Posted by DJ Wallaby at 6/18/2007 12:53:00 PM
Friday, June 15, 2007
Rocket from the Crypt - "Over the Rail": "A track from the Circa: Now! sessions, but not released until the album was re-issued with bonus tracks, this is another fat slab of rock from the RFTC boys and is as solid as anything from their albums."
Thursday, June 14, 2007
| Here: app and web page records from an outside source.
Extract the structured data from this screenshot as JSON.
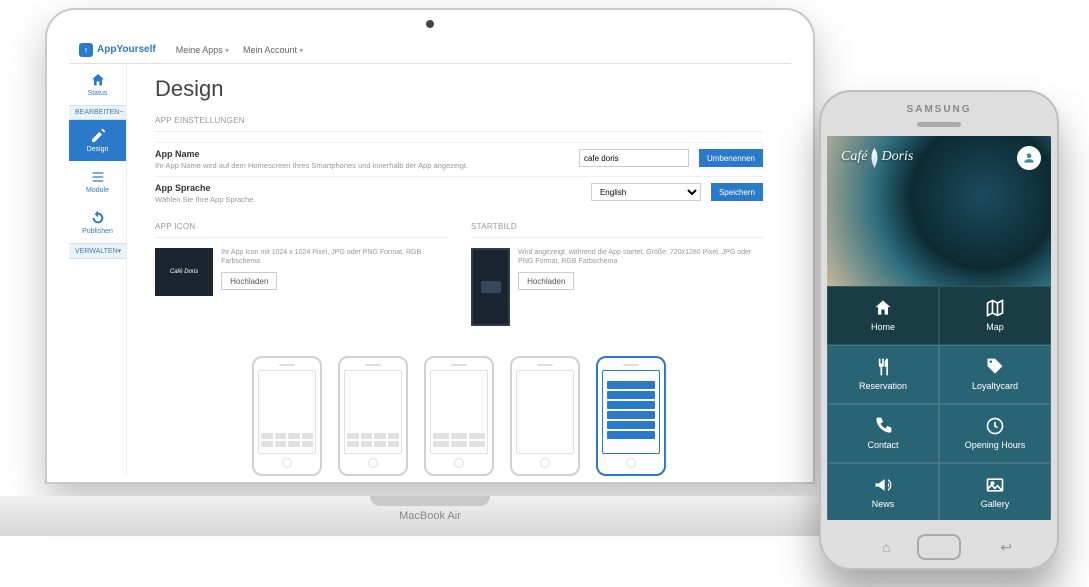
{
  "brand": "AppYourself",
  "top_menu": [
    "Meine Apps",
    "Mein Account"
  ],
  "sidebar": {
    "items": [
      {
        "label": "Status"
      },
      {
        "label": "Design"
      },
      {
        "label": "Module"
      },
      {
        "label": "Publishen"
      }
    ],
    "sections": {
      "bearbeiten": "BEARBEITEN",
      "verwalten": "VERWALTEN"
    }
  },
  "page": {
    "title": "Design",
    "section_app_settings": "APP EINSTELLUNGEN",
    "app_name": {
      "label": "App Name",
      "help": "Ihr App Name wird auf dem Homescreen Ihres Smartphones und innerhalb der App angezeigt.",
      "value": "cafe doris",
      "button": "Umbenennen"
    },
    "app_lang": {
      "label": "App Sprache",
      "help": "Wählen Sie Ihre App Sprache.",
      "value": "English",
      "button": "Speichern"
    },
    "section_app_icon": "APP ICON",
    "app_icon": {
      "preview_text": "Café Doris",
      "desc": "Ihr App Icon mit 1024 x 1024 Pixel, JPG oder PNG Format, RGB Farbschema",
      "button": "Hochladen"
    },
    "section_startbild": "STARTBILD",
    "startbild": {
      "desc": "Wird angezeigt, während die App startet. Größe: 720x1280 Pixel, JPG oder PNG Format, RGB Farbschema",
      "button": "Hochladen"
    }
  },
  "macbook_label": "MacBook Air",
  "phone": {
    "brand": "SAMSUNG",
    "hero_logo": "Café Doris",
    "tiles": [
      {
        "label": "Home"
      },
      {
        "label": "Map"
      },
      {
        "label": "Reservation"
      },
      {
        "label": "Loyaltycard"
      },
      {
        "label": "Contact"
      },
      {
        "label": "Opening Hours"
      },
      {
        "label": "News"
      },
      {
        "label": "Gallery"
      }
    ]
  }
}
Ted Leo - "La Costa Brava": "An interesting little number - Ted Leo provides his usual high-quality rock, but he mainly bases this song around a subtle, repeating guitar section. It's the kind of pleasant melody that you want to keep going, but he keeps things interesting by occasionally punctuating the song with some ace indie-rock chord riffings. And then, just when you think the song's going on for too long (around the five minute mark), Leo starts layering in different vocal parts, giving the song a completely new tonal dimension, even as the music stays constant."
Posted by DJ Wallaby at 6/14/2007 11:05:00 AM
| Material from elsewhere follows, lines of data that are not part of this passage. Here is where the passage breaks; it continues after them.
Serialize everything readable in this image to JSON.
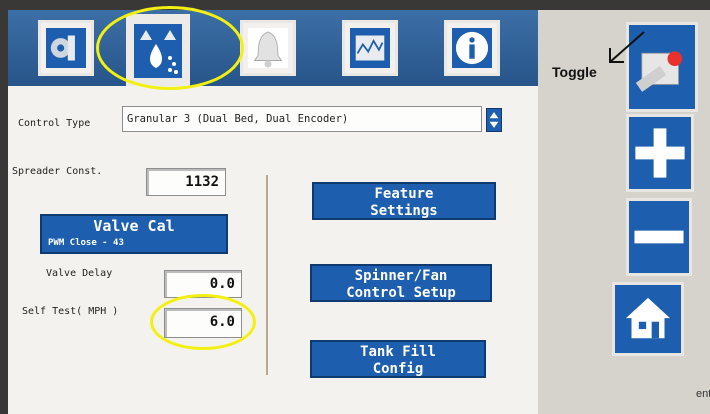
{
  "control": {
    "label": "Control Type",
    "value": "Granular 3 (Dual Bed, Dual Encoder)"
  },
  "spreader": {
    "label": "Spreader Const.",
    "value": "1132"
  },
  "valve_cal": {
    "label": "Valve Cal",
    "sub": "PWM Close - 43"
  },
  "valve_delay": {
    "label": "Valve Delay",
    "value": "0.0"
  },
  "self_test": {
    "label": "Self Test( MPH )",
    "value": "6.0"
  },
  "buttons": {
    "feature": [
      "Feature",
      "Settings"
    ],
    "spinner": [
      "Spinner/Fan",
      "Control Setup"
    ],
    "tank": [
      "Tank Fill",
      "Config"
    ]
  },
  "annotation": {
    "toggle": "Toggle"
  },
  "edge_text": "ent",
  "colors": {
    "accent": "#1d5fae",
    "highlight": "#f3f011"
  },
  "tabs": [
    "tools-icon",
    "granular-spreader-icon",
    "bell-icon",
    "chart-icon",
    "info-icon"
  ],
  "sidebar": [
    "toggle-switch-icon",
    "plus-icon",
    "minus-icon",
    "home-icon"
  ]
}
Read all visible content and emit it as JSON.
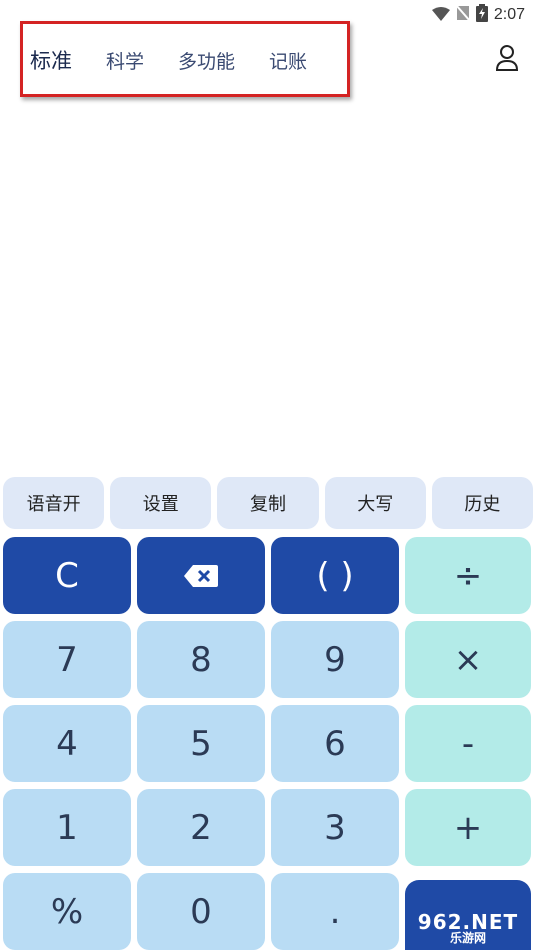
{
  "status_bar": {
    "time": "2:07",
    "icons": [
      "wifi-icon",
      "no-signal-icon",
      "battery-charging-icon"
    ]
  },
  "tabs": [
    {
      "label": "标准",
      "active": true
    },
    {
      "label": "科学",
      "active": false
    },
    {
      "label": "多功能",
      "active": false
    },
    {
      "label": "记账",
      "active": false
    }
  ],
  "header": {
    "user_icon": "user-icon"
  },
  "function_buttons": [
    {
      "label": "语音开"
    },
    {
      "label": "设置"
    },
    {
      "label": "复制"
    },
    {
      "label": "大写"
    },
    {
      "label": "历史"
    }
  ],
  "keypad": {
    "clear": "C",
    "backspace_icon": "backspace-icon",
    "parentheses": "( )",
    "divide": "÷",
    "multiply": "×",
    "minus": "-",
    "plus": "+",
    "percent": "%",
    "dot": ".",
    "digits": {
      "zero": "0",
      "one": "1",
      "two": "2",
      "three": "3",
      "four": "4",
      "five": "5",
      "six": "6",
      "seven": "7",
      "eight": "8",
      "nine": "9"
    }
  },
  "watermark": {
    "top": "962.NET",
    "bottom": "乐游网"
  },
  "colors": {
    "accent_dark": "#1f4aa6",
    "digit_key": "#b9dcf4",
    "operator_key": "#b3ebe8",
    "function_key": "#dfe8f7",
    "highlight_border": "#d42323"
  }
}
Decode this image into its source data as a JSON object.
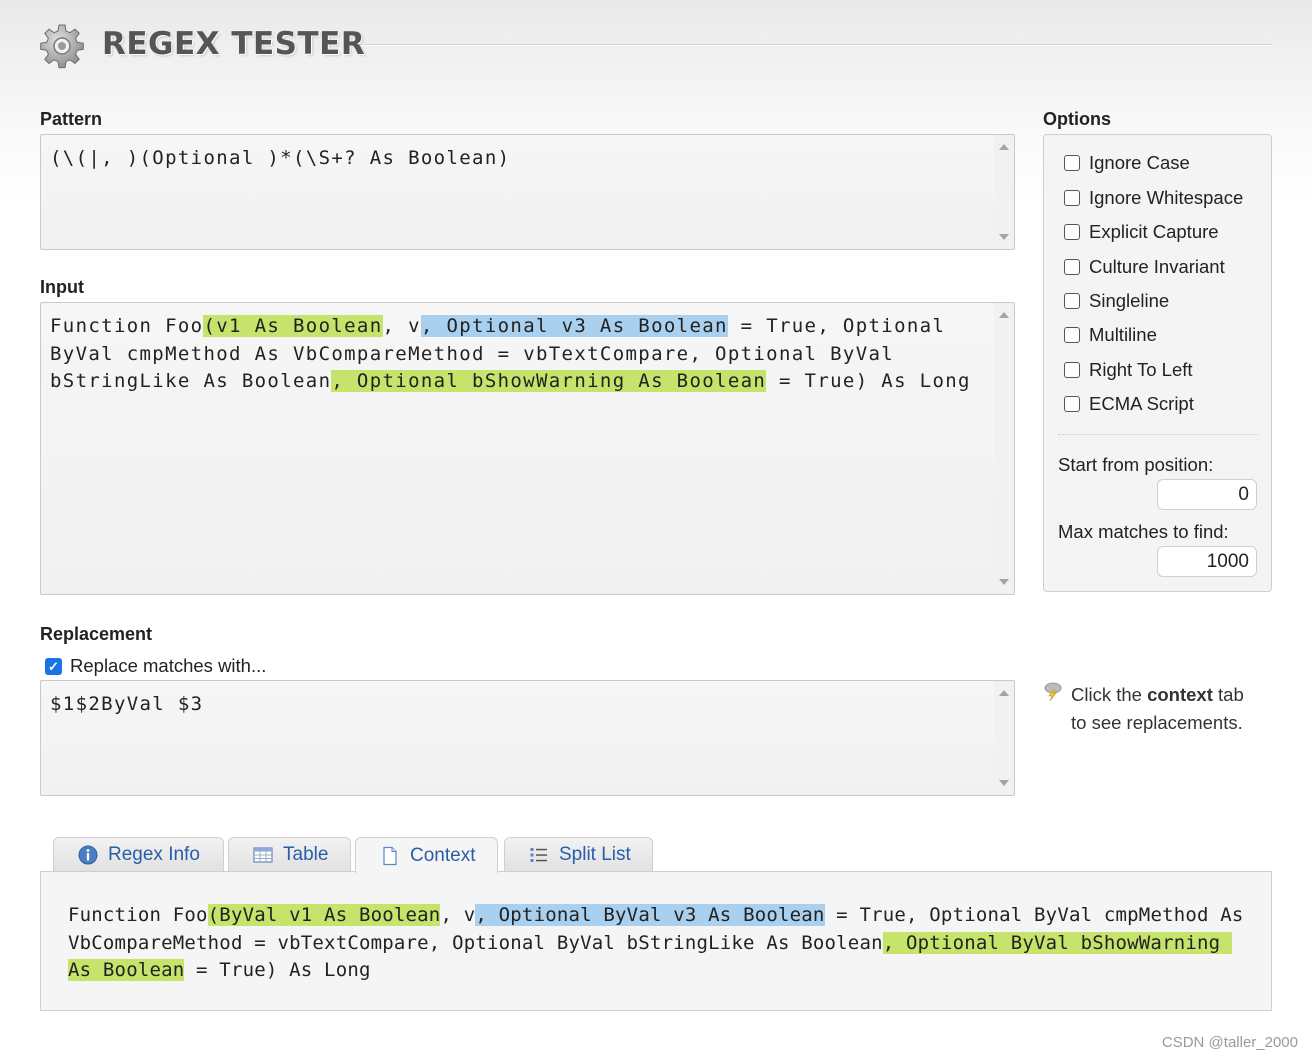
{
  "app": {
    "title": "REGEX TESTER",
    "logo_icon": "gear-icon"
  },
  "pattern": {
    "label": "Pattern",
    "value": "(\\(|, )(Optional )*(\\S+? As Boolean)"
  },
  "input": {
    "label": "Input",
    "segments": [
      {
        "text": "Function Foo",
        "hl": ""
      },
      {
        "text": "(v1 As Boolean",
        "hl": "g"
      },
      {
        "text": ", v",
        "hl": ""
      },
      {
        "text": ", Optional v3 As Boolean",
        "hl": "b"
      },
      {
        "text": " = True, Optional ByVal cmpMethod As VbCompareMethod = vbTextCompare, Optional ByVal bStringLike As Boolean",
        "hl": ""
      },
      {
        "text": ", Optional bShowWarning As Boolean",
        "hl": "g"
      },
      {
        "text": " = True) As Long",
        "hl": ""
      }
    ]
  },
  "options": {
    "label": "Options",
    "items": [
      {
        "label": "Ignore Case",
        "checked": false
      },
      {
        "label": "Ignore Whitespace",
        "checked": false
      },
      {
        "label": "Explicit Capture",
        "checked": false
      },
      {
        "label": "Culture Invariant",
        "checked": false
      },
      {
        "label": "Singleline",
        "checked": false
      },
      {
        "label": "Multiline",
        "checked": false
      },
      {
        "label": "Right To Left",
        "checked": false
      },
      {
        "label": "ECMA Script",
        "checked": false
      }
    ],
    "start_label": "Start from position:",
    "start_value": "0",
    "max_label": "Max matches to find:",
    "max_value": "1000"
  },
  "replacement": {
    "label": "Replacement",
    "checkbox_label": "Replace matches with...",
    "checked": true,
    "value": "$1$2ByVal $3"
  },
  "tip": {
    "icon": "lightning-cloud-icon",
    "prefix": "Click the ",
    "bold": "context",
    "suffix": " tab",
    "line2": "to see replacements."
  },
  "tabs": [
    {
      "label": "Regex Info",
      "icon": "info-icon",
      "active": false
    },
    {
      "label": "Table",
      "icon": "table-icon",
      "active": false
    },
    {
      "label": "Context",
      "icon": "document-icon",
      "active": true
    },
    {
      "label": "Split List",
      "icon": "list-icon",
      "active": false
    }
  ],
  "context": {
    "segments": [
      {
        "text": "Function Foo",
        "hl": ""
      },
      {
        "text": "(ByVal v1 As Boolean",
        "hl": "g"
      },
      {
        "text": ", v",
        "hl": ""
      },
      {
        "text": ", Optional ByVal v3 As Boolean",
        "hl": "b"
      },
      {
        "text": " = True, Optional ByVal cmpMethod As VbCompareMethod = vbTextCompare, Optional ByVal bStringLike As Boolean",
        "hl": ""
      },
      {
        "text": ", Optional ByVal bShowWarning As Boolean",
        "hl": "g"
      },
      {
        "text": " = True) As Long",
        "hl": ""
      }
    ]
  },
  "watermark": "CSDN @taller_2000",
  "colors": {
    "match_green": "#c6e36b",
    "match_blue": "#a9d1ef",
    "link_blue": "#2a5da8",
    "checkbox_blue": "#1a73e8"
  }
}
Wednesday, June 06, 2007
The Twilight Sad - "Walking For Two Hours": "This works my shoegaze jones. A wall of sound washes over this melancholy song, while the very Scottish vocals somewhat recall Idlewild. This song sounds best when turned up loud, as the drums pound especially hard, but you can also hear the subtle accordion parts wafting in and out of the background."
Posted by DJ Wallaby at 6/06/2007 10:31:00 AM
Tuesday, June 05, 2007
Monday, June 04, 2007
Dengue Fever - "We Were Gonna": "This is swinging 60s rock, except made in the present day and featuring a female Cambodian singer who sings in Khmer. It may sound gimicky, but the music is tight and the unexpected vocals keep things sounding like more than well-done psychedelic pop retreads."
Posted by DJ Wallaby at 6/04/2007 10:30:00 AM
Friday, June 01, 2007
The Whigs - "Like A Vibration" (live): "Check out this previously unreleased track from The Whigs' Rhapsody Originals session. The songs from their album (Give Em All A Big Fat Lip) are great, but this song - slated for their upcoming record - is amazing. It's pounding, rough and rocking with jolts of energy every time they sing "like a vibraaaatioooon". Like the tag says, it's Friday, rock it out."